And the intolerant left has grown so totalitarian in its demand for orthodoxy that it has staged protests to attack the outcome of an election. That's where America is today.
Or, more correctly, that's where evil is today.
Because traditional marriage is good, and its counterfeit, gay marriage, is evil. It is a simple matter of absolute and eternal truth. You either believe in God and his law or the shouting activists and theirs.
And most Americans feel that way, though few of them will say it out loud. That's because they're afraid – afraid that if they do, they'll be attacked the way Mormons are being attacked now.
Which is why this is taking place.
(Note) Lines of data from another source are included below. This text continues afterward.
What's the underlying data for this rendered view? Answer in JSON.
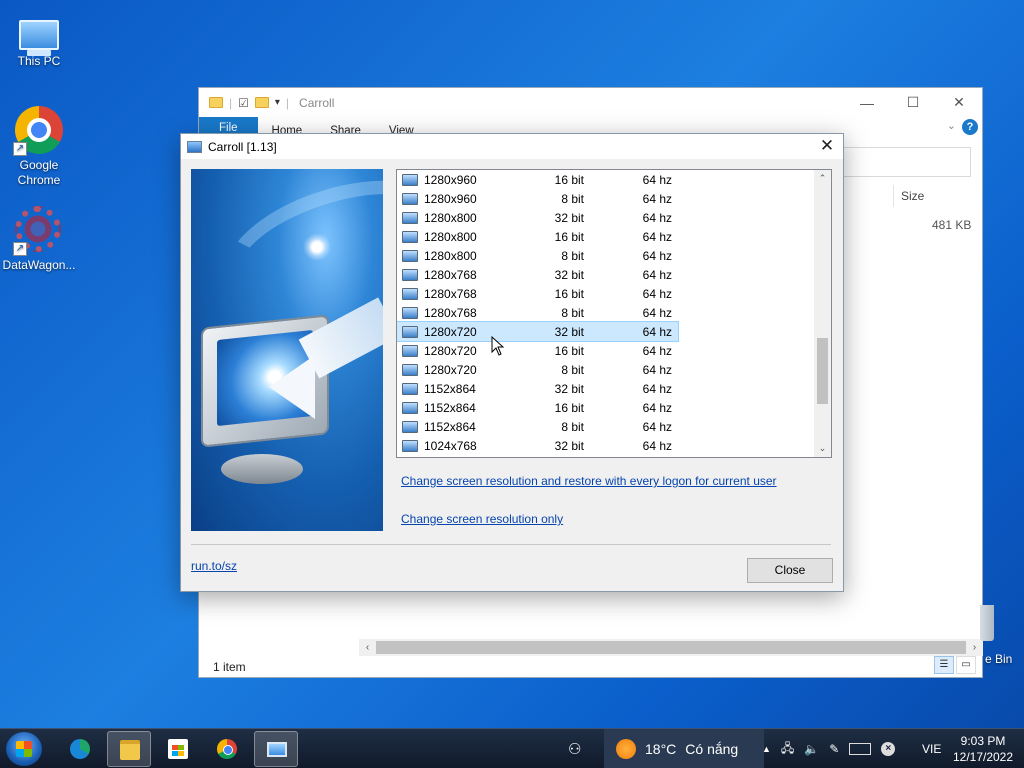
{
  "desktop": {
    "icons": [
      {
        "label": "This PC"
      },
      {
        "label": "Google Chrome"
      },
      {
        "label": "DataWagon..."
      }
    ],
    "recycle_label": "e Bin"
  },
  "explorer": {
    "title": "Carroll",
    "tabs": [
      "File",
      "Home",
      "Share",
      "View"
    ],
    "column_size": "Size",
    "file_size": "481 KB",
    "status": "1 item",
    "window_controls": {
      "minimize": "—",
      "maximize": "☐",
      "close": "✕"
    }
  },
  "dialog": {
    "title": "Carroll [1.13]",
    "rows": [
      {
        "res": "1280x960",
        "bits": "16 bit",
        "hz": "64 hz"
      },
      {
        "res": "1280x960",
        "bits": "8 bit",
        "hz": "64 hz"
      },
      {
        "res": "1280x800",
        "bits": "32 bit",
        "hz": "64 hz"
      },
      {
        "res": "1280x800",
        "bits": "16 bit",
        "hz": "64 hz"
      },
      {
        "res": "1280x800",
        "bits": "8 bit",
        "hz": "64 hz"
      },
      {
        "res": "1280x768",
        "bits": "32 bit",
        "hz": "64 hz"
      },
      {
        "res": "1280x768",
        "bits": "16 bit",
        "hz": "64 hz"
      },
      {
        "res": "1280x768",
        "bits": "8 bit",
        "hz": "64 hz"
      },
      {
        "res": "1280x720",
        "bits": "32 bit",
        "hz": "64 hz",
        "selected": true
      },
      {
        "res": "1280x720",
        "bits": "16 bit",
        "hz": "64 hz"
      },
      {
        "res": "1280x720",
        "bits": "8 bit",
        "hz": "64 hz"
      },
      {
        "res": "1152x864",
        "bits": "32 bit",
        "hz": "64 hz"
      },
      {
        "res": "1152x864",
        "bits": "16 bit",
        "hz": "64 hz"
      },
      {
        "res": "1152x864",
        "bits": "8 bit",
        "hz": "64 hz"
      },
      {
        "res": "1024x768",
        "bits": "32 bit",
        "hz": "64 hz"
      }
    ],
    "link_restore": "Change screen resolution and restore with every logon for current user",
    "link_only": "Change screen resolution only",
    "link_site": "run.to/sz",
    "close_label": "Close",
    "close_glyph": "✕"
  },
  "taskbar": {
    "weather_temp": "18°C",
    "weather_text": "Có nắng",
    "language": "VIE",
    "time": "9:03 PM",
    "date": "12/17/2022"
  },
  "colors": {
    "selection": "#cce8ff",
    "link": "#0645ad",
    "desktop": "#1d7fe0"
  }
}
In an act of bigotry against houses of worship, supporters of the homosexual agenda are sending a shot across the bow of every church, mosque, synagogue and temple in the country.
Either keep your mouth shut, or get what the Mormons are getting.
Here's hoping that that warning will be ignored, and that people of conscience will have the courage of their convictions – that people of all faiths will stand their ground. Contention must be avoided, but not at the cost of capitulation.
Americans do not lose their civil rights because they believe in God or worship with their fellow believers. People of faith are as free to vote and speak their mind as anyone else.
What this episode teaches is that people of faith had better stand together in the defense of their rights, or they will be picked off one by one.
Because the Mormons are just the beginning.
- by Bob Lonsberry © 2008